Chemistry student investigates novel hydrogen peroxide detection method Meet Samantha Bell

Samantha Bell went to a science, technology, engineering and mathematics (STEM) high school, where she developed an early love for chemistry. Today, Bell is in her final year at Stockton University earning a bachelor of science degree in chemistry. She joined the Department of Homeland Security’s (DHS) Transportation Security Laboratory (TSL) program after being encouraged by a friend to apply. Bell is part of the Energetic Materials Research Laboratory (EMRL) team under the mentorship of Dr. Benjamin Wilkins, the EMRL lead.

Hydrogen peroxide is a common cleaner, and as a Department of Homeland Security (DHS) Transportation Security Laboratory (TSL) intern, Samantha Bell is looking for new ways to quantitate it in liquid mixtures. (Photo Credit: Amanda Werner, William J. Hughes Technical Center)

The core mission of TSL is to enhance homeland security by performing research, development and validation of solutions to detect and mitigate the threat of improvised explosive devices. TSL offers the homeland security community and transportation security partners the ability to advance detection technology from conception to deployment through applied research, test and evaluation, assessment and certification.

Bell’s research is taking a closer look at hydrogen peroxide, a common chemical used for cleaning in the home and in larger quantities for industrial usage. Specifically, she is studying novel ways to measure the concentration of hydrogen peroxide in various liquid mixtures. Based on preliminary data, nuclear magnetic resonance (NMR) has proven to be an effective way to determine the amount of hydrogen peroxide in a liquid, although there is still much more testing to do. Bell presented her research at an intern presentation session.

“The purpose of my research is to assist the EMRL in developing a method to quality control hydrogen peroxide using NMR,” explained Bell. “This research will pave the way to investigate quantitating material in real time.”

“A typical day is exciting,” said Bell, spending a few hours in the laboratory every day and afterwards analyzing data.
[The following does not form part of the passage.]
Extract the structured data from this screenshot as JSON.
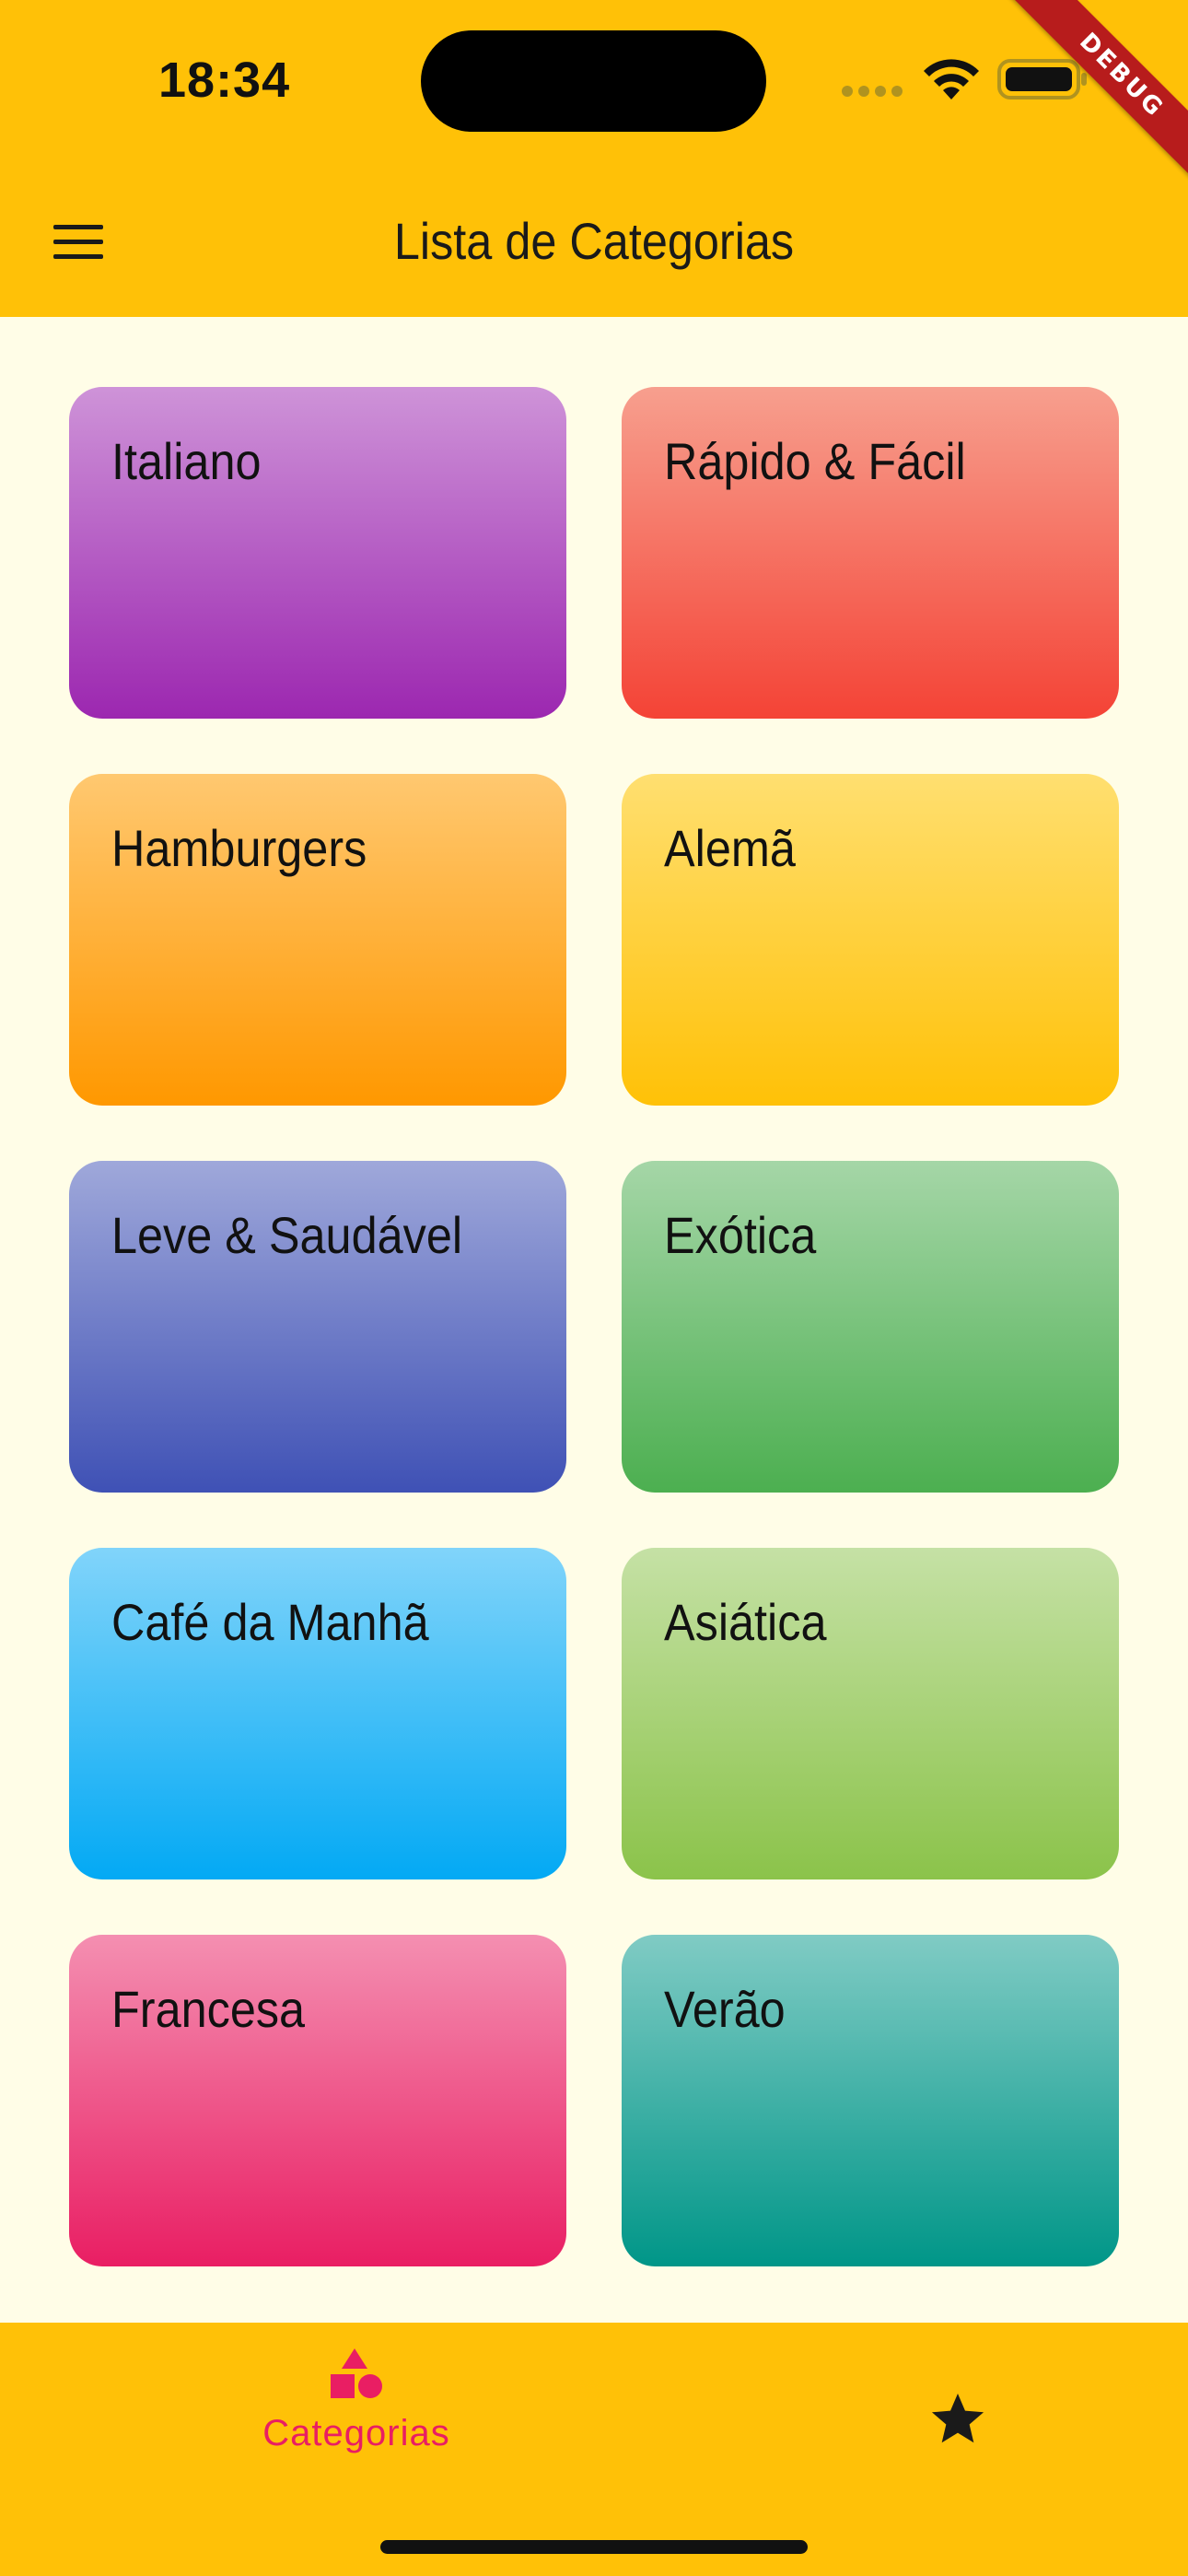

Her favorite part is meeting new scientists and gaining valuable research experience. Additionally, she’s developed useful programming, computational chemistry and NMR skills. After her appointment ends, Bell plans to attend graduate school for her doctorate degree in analytical chemistry. She’s hoping her future research can focus on helping the environment.

Until then, Bell recommends the TSL program. “This program helped me prepare for graduate school and learn a lot about myself as a scientist. It taught me how to have independence, while learning from the best in the field. It’s my first taste of real-world experience as a chemist.”
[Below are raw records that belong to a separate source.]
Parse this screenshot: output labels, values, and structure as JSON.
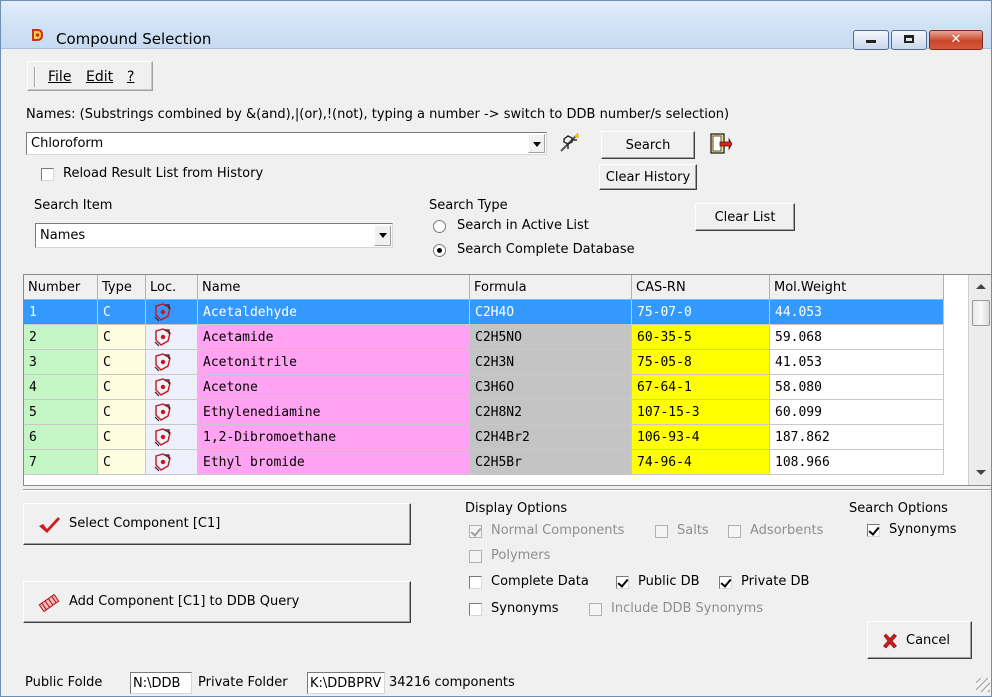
{
  "window": {
    "title": "Compound Selection",
    "close_glyph": "✕"
  },
  "menu": {
    "file": "File",
    "edit": "Edit",
    "help": "?"
  },
  "names_label": "Names: (Substrings combined by &(and),|(or),!(not), typing a number -> switch to DDB number/s selection)",
  "search_input": {
    "value": "Chloroform"
  },
  "reload_history": {
    "label": "Reload Result List from History",
    "checked": false
  },
  "buttons": {
    "search": "Search",
    "clear_history": "Clear History",
    "clear_list": "Clear List",
    "select_component": "Select Component [C1]",
    "add_component": "Add Component [C1] to DDB Query",
    "cancel": "Cancel"
  },
  "search_item": {
    "label": "Search Item",
    "value": "Names"
  },
  "search_type": {
    "label": "Search Type",
    "options": [
      "Search in  Active List",
      "Search Complete Database"
    ],
    "selected": 1
  },
  "table": {
    "columns": [
      "Number",
      "Type",
      "Loc.",
      "Name",
      "Formula",
      "CAS-RN",
      "Mol.Weight"
    ],
    "rows": [
      [
        "1",
        "C",
        "",
        "Acetaldehyde",
        "C2H4O",
        "75-07-0",
        "44.053"
      ],
      [
        "2",
        "C",
        "",
        "Acetamide",
        "C2H5NO",
        "60-35-5",
        "59.068"
      ],
      [
        "3",
        "C",
        "",
        "Acetonitrile",
        "C2H3N",
        "75-05-8",
        "41.053"
      ],
      [
        "4",
        "C",
        "",
        "Acetone",
        "C3H6O",
        "67-64-1",
        "58.080"
      ],
      [
        "5",
        "C",
        "",
        "Ethylenediamine",
        "C2H8N2",
        "107-15-3",
        "60.099"
      ],
      [
        "6",
        "C",
        "",
        "1,2-Dibromoethane",
        "C2H4Br2",
        "106-93-4",
        "187.862"
      ],
      [
        "7",
        "C",
        "",
        "Ethyl bromide",
        "C2H5Br",
        "74-96-4",
        "108.966"
      ]
    ],
    "selected_row": 0,
    "colors": {
      "selected": "#3399ff",
      "number": "#c4f5c4",
      "type": "#fffde0",
      "loc": "#eef0fc",
      "name": "#ffa3f2",
      "formula": "#c4c4c4",
      "cas": "#ffff00",
      "weight": "#ffffff"
    }
  },
  "display_options": {
    "label": "Display Options",
    "normal_components": {
      "label": "Normal Components",
      "checked": true,
      "disabled": true
    },
    "salts": {
      "label": "Salts",
      "checked": false,
      "disabled": true
    },
    "adsorbents": {
      "label": "Adsorbents",
      "checked": false,
      "disabled": true
    },
    "polymers": {
      "label": "Polymers",
      "checked": false,
      "disabled": true
    },
    "complete_data": {
      "label": "Complete Data",
      "checked": false
    },
    "public_db": {
      "label": "Public DB",
      "checked": true
    },
    "private_db": {
      "label": "Private DB",
      "checked": true
    },
    "synonyms": {
      "label": "Synonyms",
      "checked": false
    },
    "include_ddb_synonyms": {
      "label": "Include DDB Synonyms",
      "checked": false,
      "disabled": true
    }
  },
  "search_options": {
    "label": "Search Options",
    "synonyms": {
      "label": "Synonyms",
      "checked": true
    }
  },
  "status": {
    "public_label": "Public Folde",
    "public_value": "N:\\DDB",
    "private_label": "Private Folder",
    "private_value": "K:\\DDBPRV",
    "count": "34216 components"
  },
  "icons": {
    "app": "app-logo-icon",
    "structure": "molecule-editor-icon",
    "exit": "exit-door-icon",
    "select": "checkmark-icon",
    "add": "add-query-icon",
    "cancel": "red-x-icon",
    "loc": "location-move-icon"
  }
}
The DHS TSL Program is funded by DHS and administered through the U.S. Department of Energy’s (DOE) Oak Ridge Institute for Science and Education (ORISE). ORISE is managed for DOE by Oak Ridge Associated Universities.